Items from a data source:
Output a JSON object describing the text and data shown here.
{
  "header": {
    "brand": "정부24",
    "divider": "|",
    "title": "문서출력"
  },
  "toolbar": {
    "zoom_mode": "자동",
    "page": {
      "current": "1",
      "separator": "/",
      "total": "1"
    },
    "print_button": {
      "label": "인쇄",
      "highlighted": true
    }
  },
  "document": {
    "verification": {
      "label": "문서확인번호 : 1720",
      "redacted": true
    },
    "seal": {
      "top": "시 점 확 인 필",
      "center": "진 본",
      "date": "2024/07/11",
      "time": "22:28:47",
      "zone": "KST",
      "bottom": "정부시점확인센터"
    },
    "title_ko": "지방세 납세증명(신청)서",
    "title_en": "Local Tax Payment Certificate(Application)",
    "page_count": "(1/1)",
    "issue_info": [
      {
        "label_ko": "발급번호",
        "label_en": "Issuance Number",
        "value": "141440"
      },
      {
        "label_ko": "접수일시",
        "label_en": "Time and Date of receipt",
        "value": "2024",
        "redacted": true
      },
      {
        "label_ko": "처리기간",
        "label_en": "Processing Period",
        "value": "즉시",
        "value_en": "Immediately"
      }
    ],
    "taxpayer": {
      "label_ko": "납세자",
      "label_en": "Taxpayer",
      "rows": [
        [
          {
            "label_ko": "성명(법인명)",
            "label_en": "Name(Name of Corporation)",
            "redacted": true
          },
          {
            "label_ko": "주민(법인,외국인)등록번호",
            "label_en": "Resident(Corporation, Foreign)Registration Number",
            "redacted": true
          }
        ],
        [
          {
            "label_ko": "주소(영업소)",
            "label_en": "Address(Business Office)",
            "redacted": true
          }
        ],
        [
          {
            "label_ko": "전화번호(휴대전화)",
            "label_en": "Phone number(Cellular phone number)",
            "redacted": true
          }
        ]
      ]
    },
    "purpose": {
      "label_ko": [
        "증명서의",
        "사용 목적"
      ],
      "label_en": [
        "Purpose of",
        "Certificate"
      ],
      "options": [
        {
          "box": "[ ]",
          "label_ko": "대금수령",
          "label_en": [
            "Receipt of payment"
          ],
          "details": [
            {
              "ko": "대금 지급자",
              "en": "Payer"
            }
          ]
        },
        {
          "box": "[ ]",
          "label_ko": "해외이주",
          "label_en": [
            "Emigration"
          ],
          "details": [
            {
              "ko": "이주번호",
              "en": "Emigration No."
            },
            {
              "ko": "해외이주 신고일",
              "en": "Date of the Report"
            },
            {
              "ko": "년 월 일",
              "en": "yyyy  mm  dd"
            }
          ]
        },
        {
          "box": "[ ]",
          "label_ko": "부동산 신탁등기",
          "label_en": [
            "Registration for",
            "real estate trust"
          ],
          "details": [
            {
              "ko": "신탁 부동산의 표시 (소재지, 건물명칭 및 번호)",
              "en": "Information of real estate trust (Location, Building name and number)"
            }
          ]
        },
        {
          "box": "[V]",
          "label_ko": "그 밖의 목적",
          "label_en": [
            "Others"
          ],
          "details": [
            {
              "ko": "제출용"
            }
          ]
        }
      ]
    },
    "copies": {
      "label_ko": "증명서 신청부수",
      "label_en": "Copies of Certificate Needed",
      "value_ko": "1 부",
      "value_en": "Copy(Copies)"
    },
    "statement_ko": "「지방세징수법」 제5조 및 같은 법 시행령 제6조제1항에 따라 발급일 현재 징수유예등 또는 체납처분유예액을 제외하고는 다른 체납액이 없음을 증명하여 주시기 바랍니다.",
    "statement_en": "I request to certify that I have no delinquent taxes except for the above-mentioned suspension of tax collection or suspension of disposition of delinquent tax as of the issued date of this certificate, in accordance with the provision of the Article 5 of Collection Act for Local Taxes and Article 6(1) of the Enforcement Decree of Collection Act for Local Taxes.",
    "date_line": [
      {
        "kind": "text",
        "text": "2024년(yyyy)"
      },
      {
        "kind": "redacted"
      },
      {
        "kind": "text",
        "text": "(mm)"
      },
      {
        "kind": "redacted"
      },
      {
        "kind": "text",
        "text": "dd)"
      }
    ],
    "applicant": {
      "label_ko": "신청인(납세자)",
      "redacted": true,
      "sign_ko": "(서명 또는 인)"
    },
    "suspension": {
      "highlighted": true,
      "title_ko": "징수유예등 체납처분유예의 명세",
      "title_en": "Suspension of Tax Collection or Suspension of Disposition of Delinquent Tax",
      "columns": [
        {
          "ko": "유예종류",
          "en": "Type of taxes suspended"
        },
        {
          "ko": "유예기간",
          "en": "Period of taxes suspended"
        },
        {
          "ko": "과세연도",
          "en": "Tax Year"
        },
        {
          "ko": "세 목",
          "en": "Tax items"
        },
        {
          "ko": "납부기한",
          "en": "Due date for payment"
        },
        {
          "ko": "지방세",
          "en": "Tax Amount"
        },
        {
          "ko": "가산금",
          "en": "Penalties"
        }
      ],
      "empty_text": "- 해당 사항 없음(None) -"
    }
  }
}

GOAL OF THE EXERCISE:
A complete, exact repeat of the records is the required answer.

SOLUTION:
Output a JSON object describing the text and data shown here.
{
  "header": {
    "brand": "정부24",
    "divider": "|",
    "title": "문서출력"
  },
  "toolbar": {
    "zoom_mode": "자동",
    "page": {
      "current": "1",
      "separator": "/",
      "total": "1"
    },
    "print_button": {
      "label": "인쇄",
      "highlighted": true
    }
  },
  "document": {
    "verification": {
      "label": "문서확인번호 : 1720",
      "redacted": true
    },
    "seal": {
      "top": "시 점 확 인 필",
      "center": "진 본",
      "date": "2024/07/11",
      "time": "22:28:47",
      "zone": "KST",
      "bottom": "정부시점확인센터"
    },
    "title_ko": "지방세 납세증명(신청)서",
    "title_en": "Local Tax Payment Certificate(Application)",
    "page_count": "(1/1)",
    "issue_info": [
      {
        "label_ko": "발급번호",
        "label_en": "Issuance Number",
        "value": "141440"
      },
      {
        "label_ko": "접수일시",
        "label_en": "Time and Date of receipt",
        "value": "2024",
        "redacted": true
      },
      {
        "label_ko": "처리기간",
        "label_en": "Processing Period",
        "value": "즉시",
        "value_en": "Immediately"
      }
    ],
    "taxpayer": {
      "label_ko": "납세자",
      "label_en": "Taxpayer",
      "rows": [
        [
          {
            "label_ko": "성명(법인명)",
            "label_en": "Name(Name of Corporation)",
            "redacted": true
          },
          {
            "label_ko": "주민(법인,외국인)등록번호",
            "label_en": "Resident(Corporation, Foreign)Registration Number",
            "redacted": true
          }
        ],
        [
          {
            "label_ko": "주소(영업소)",
            "label_en": "Address(Business Office)",
            "redacted": true
          }
        ],
        [
          {
            "label_ko": "전화번호(휴대전화)",
            "label_en": "Phone number(Cellular phone number)",
            "redacted": true
          }
        ]
      ]
    },
    "purpose": {
      "label_ko": [
        "증명서의",
        "사용 목적"
      ],
      "label_en": [
        "Purpose of",
        "Certificate"
      ],
      "options": [
        {
          "box": "[ ]",
          "label_ko": "대금수령",
          "label_en": [
            "Receipt of payment"
          ],
          "details": [
            {
              "ko": "대금 지급자",
              "en": "Payer"
            }
          ]
        },
        {
          "box": "[ ]",
          "label_ko": "해외이주",
          "label_en": [
            "Emigration"
          ],
          "details": [
            {
              "ko": "이주번호",
              "en": "Emigration No."
            },
            {
              "ko": "해외이주 신고일",
              "en": "Date of the Report"
            },
            {
              "ko": "년 월 일",
              "en": "yyyy  mm  dd"
            }
          ]
        },
        {
          "box": "[ ]",
          "label_ko": "부동산 신탁등기",
          "label_en": [
            "Registration for",
            "real estate trust"
          ],
          "details": [
            {
              "ko": "신탁 부동산의 표시 (소재지, 건물명칭 및 번호)",
              "en": "Information of real estate trust (Location, Building name and number)"
            }
          ]
        },
        {
          "box": "[V]",
          "label_ko": "그 밖의 목적",
          "label_en": [
            "Others"
          ],
          "details": [
            {
              "ko": "제출용"
            }
          ]
        }
      ]
    },
    "copies": {
      "label_ko": "증명서 신청부수",
      "label_en": "Copies of Certificate Needed",
      "value_ko": "1 부",
      "value_en": "Copy(Copies)"
    },
    "statement_ko": "「지방세징수법」 제5조 및 같은 법 시행령 제6조제1항에 따라 발급일 현재 징수유예등 또는 체납처분유예액을 제외하고는 다른 체납액이 없음을 증명하여 주시기 바랍니다.",
    "statement_en": "I request to certify that I have no delinquent taxes except for the above-mentioned suspension of tax collection or suspension of disposition of delinquent tax as of the issued date of this certificate, in accordance with the provision of the Article 5 of Collection Act for Local Taxes and Article 6(1) of the Enforcement Decree of Collection Act for Local Taxes.",
    "date_line": [
      {
        "kind": "text",
        "text": "2024년(yyyy)"
      },
      {
        "kind": "redacted"
      },
      {
        "kind": "text",
        "text": "(mm)"
      },
      {
        "kind": "redacted"
      },
      {
        "kind": "text",
        "text": "dd)"
      }
    ],
    "applicant": {
      "label_ko": "신청인(납세자)",
      "redacted": true,
      "sign_ko": "(서명 또는 인)"
    },
    "suspension": {
      "highlighted": true,
      "title_ko": "징수유예등 체납처분유예의 명세",
      "title_en": "Suspension of Tax Collection or Suspension of Disposition of Delinquent Tax",
      "columns": [
        {
          "ko": "유예종류",
          "en": "Type of taxes suspended"
        },
        {
          "ko": "유예기간",
          "en": "Period of taxes suspended"
        },
        {
          "ko": "과세연도",
          "en": "Tax Year"
        },
        {
          "ko": "세 목",
          "en": "Tax items"
        },
        {
          "ko": "납부기한",
          "en": "Due date for payment"
        },
        {
          "ko": "지방세",
          "en": "Tax Amount"
        },
        {
          "ko": "가산금",
          "en": "Penalties"
        }
      ],
      "empty_text": "- 해당 사항 없음(None) -"
    }
  }
}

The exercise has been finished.